I made the firm decision that I sure didn’t want my babies crawling around in gunk, such as Aunt Josie’s kitty’s feces. Like all babies, their hands are always in their mouths. What was on my floors, my kids would inevitably be ingesting.

For the first few months in our new home, we simply asked people to remove their shoes when we greeted them at the door. But I’ll be honest. It was awkward. We’d often rush to justify our choice when we were met with arched eyebrows or hesitancy.

I decided to order a sign for both my garage-entry door and our front door. I browsed the many options, over-analyzing their phrasing. I finally settled on one that said, “Kindly remove your shoes.”

Courtesy of Rachel Garlinghouse

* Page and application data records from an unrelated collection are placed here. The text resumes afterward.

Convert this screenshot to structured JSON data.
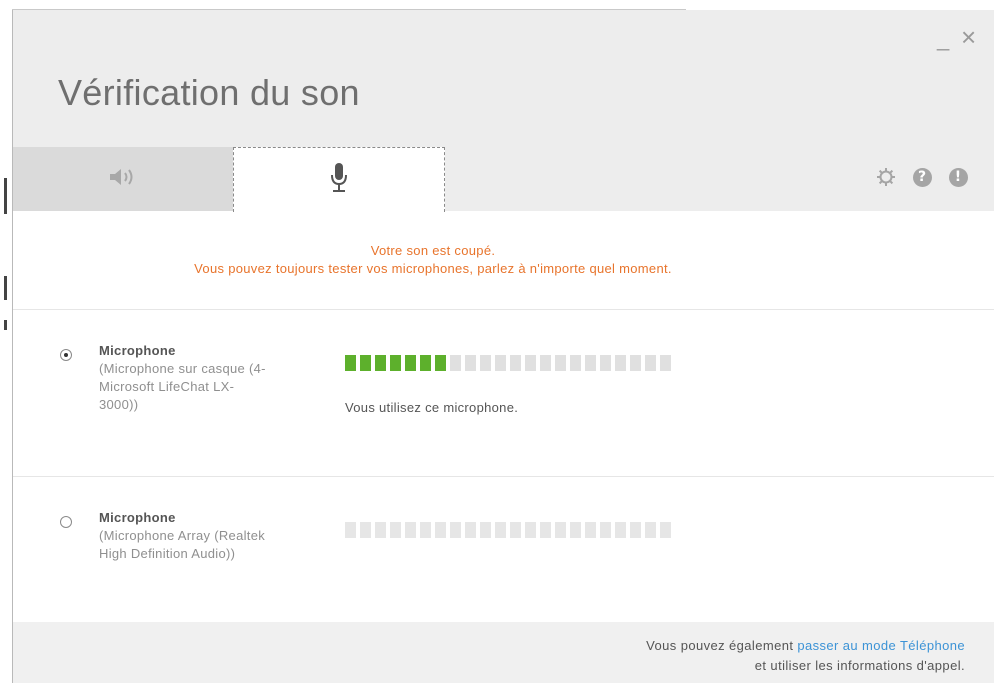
{
  "window": {
    "title": "Vérification du son",
    "minimize_glyph": "_",
    "close_glyph": "×"
  },
  "tabs": [
    {
      "name": "tab-speaker",
      "icon": "speaker-icon",
      "selected": false
    },
    {
      "name": "tab-microphone",
      "icon": "microphone-icon",
      "selected": true
    }
  ],
  "header_icons": [
    "gear-icon",
    "help-icon",
    "alert-icon"
  ],
  "header_glyphs": {
    "help": "?",
    "alert": "!"
  },
  "notice": {
    "line1": "Votre son est coupé.",
    "line2": "Vous pouvez toujours tester vos microphones, parlez à n'importe quel moment."
  },
  "microphones": [
    {
      "name": "Microphone",
      "detail": "(Microphone sur casque (4- Microsoft LifeChat LX-3000))",
      "selected": true,
      "level": 0.32,
      "status": "Vous utilisez ce microphone."
    },
    {
      "name": "Microphone",
      "detail": "(Microphone Array (Realtek High Definition Audio))",
      "selected": false,
      "level": 0,
      "status": ""
    }
  ],
  "meter_segments": 22,
  "footer": {
    "prefix": "Vous pouvez également ",
    "link": "passer au mode Téléphone",
    "line2": "et utiliser les informations d'appel."
  },
  "colors": {
    "notice": "#e8742c",
    "meter_on": "#5db02c",
    "link": "#3c93d6"
  }
}
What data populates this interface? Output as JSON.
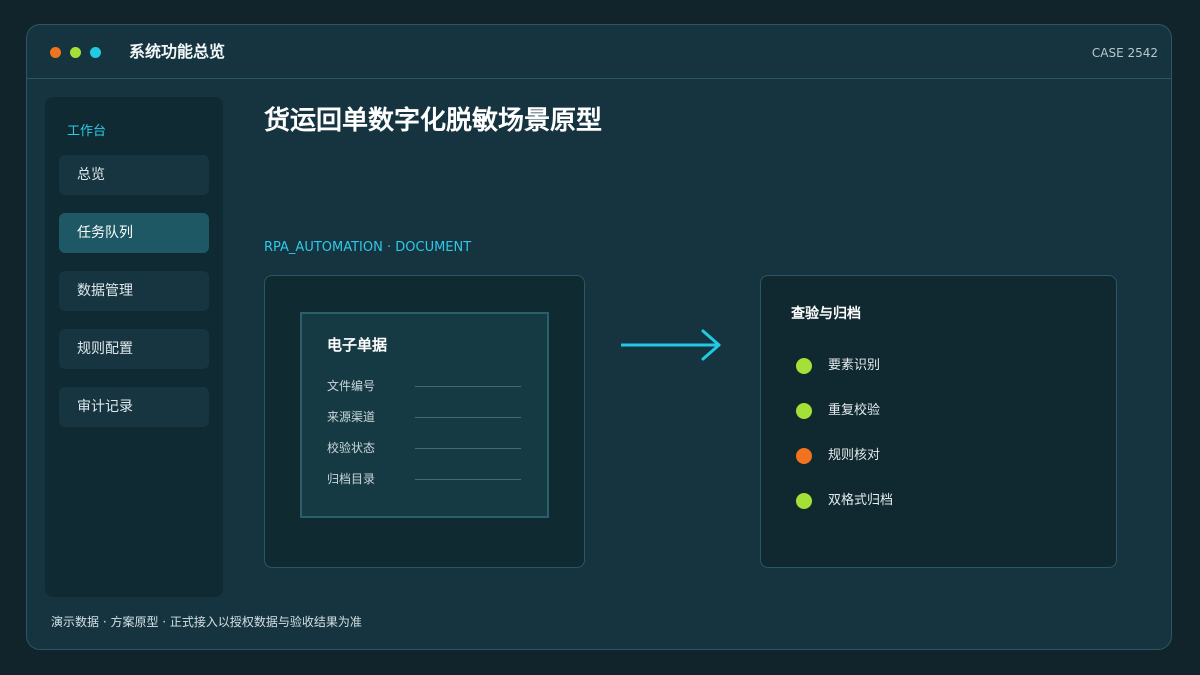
{
  "window": {
    "title": "系统功能总览",
    "case_id": "CASE 2542",
    "controls": [
      {
        "name": "close",
        "color": "#f2731e"
      },
      {
        "name": "minimize",
        "color": "#a5e036"
      },
      {
        "name": "maximize",
        "color": "#22c9e3"
      }
    ]
  },
  "sidebar": {
    "heading": "工作台",
    "items": [
      {
        "label": "总览",
        "active": false
      },
      {
        "label": "任务队列",
        "active": true
      },
      {
        "label": "数据管理",
        "active": false
      },
      {
        "label": "规则配置",
        "active": false
      },
      {
        "label": "审计记录",
        "active": false
      }
    ]
  },
  "main": {
    "title": "货运回单数字化脱敏场景原型",
    "subtitle": "RPA_AUTOMATION · DOCUMENT",
    "document_card": {
      "title": "电子单据",
      "fields": [
        "文件编号",
        "来源渠道",
        "校验状态",
        "归档目录"
      ]
    },
    "flow_arrow_icon": "arrow-right-icon",
    "check_panel": {
      "title": "查验与归档",
      "items": [
        {
          "label": "要素识别",
          "status_color": "#a5e036"
        },
        {
          "label": "重复校验",
          "status_color": "#a5e036"
        },
        {
          "label": "规则核对",
          "status_color": "#f2731e"
        },
        {
          "label": "双格式归档",
          "status_color": "#a5e036"
        }
      ]
    }
  },
  "footer": {
    "note": "演示数据 · 方案原型 · 正式接入以授权数据与验收结果为准"
  },
  "colors": {
    "accent": "#22c9e3",
    "ok": "#a5e036",
    "warn": "#f2731e"
  }
}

I have four kids, one of whom is a toddler, and all of whom still spend a significant amount of time playing on the floor. Despite owning furniture, my kids insist on watching movies from their sleeping bags on the area rug. They always have and continue to spend time on the floors, so I certainly don’t regret our household rule.

I don’t have to worry about tracked-in debris and my diabetic feet anymore. I don’t wonder what my toddler is going to pick up and put in her mouth besides stale, leftover popcorn from movie night. I’m not fearful that my kids are rolling around in feces or chemicals.

This isn’t about being a germaphobe or over-protective. Keeping shoes out of our home is practical. And as my kids’ mom, my job is to protect them. Of course, I cannot control every little thing, but I can control what happens in my home.

I haven’t received much resistance to our rule. In fact, many friends have complimented our sign and asked where we got it. I’ve had a few meaningful and non-judgmental conversations with others about why we have chosen not to wear shoes in our home.

And before guests come over for the first time, I let them know of our rule and encourage them to bring whatever they want, such as a pair of socks or house slippers, if they want to keep their feet cozy. Or, like me and my kids, they are welcome to go barefoot.

So please, come over. Get comfortable. But just know, wearing shoes in my home is my Achilles’ heel. And I’ll call you on it.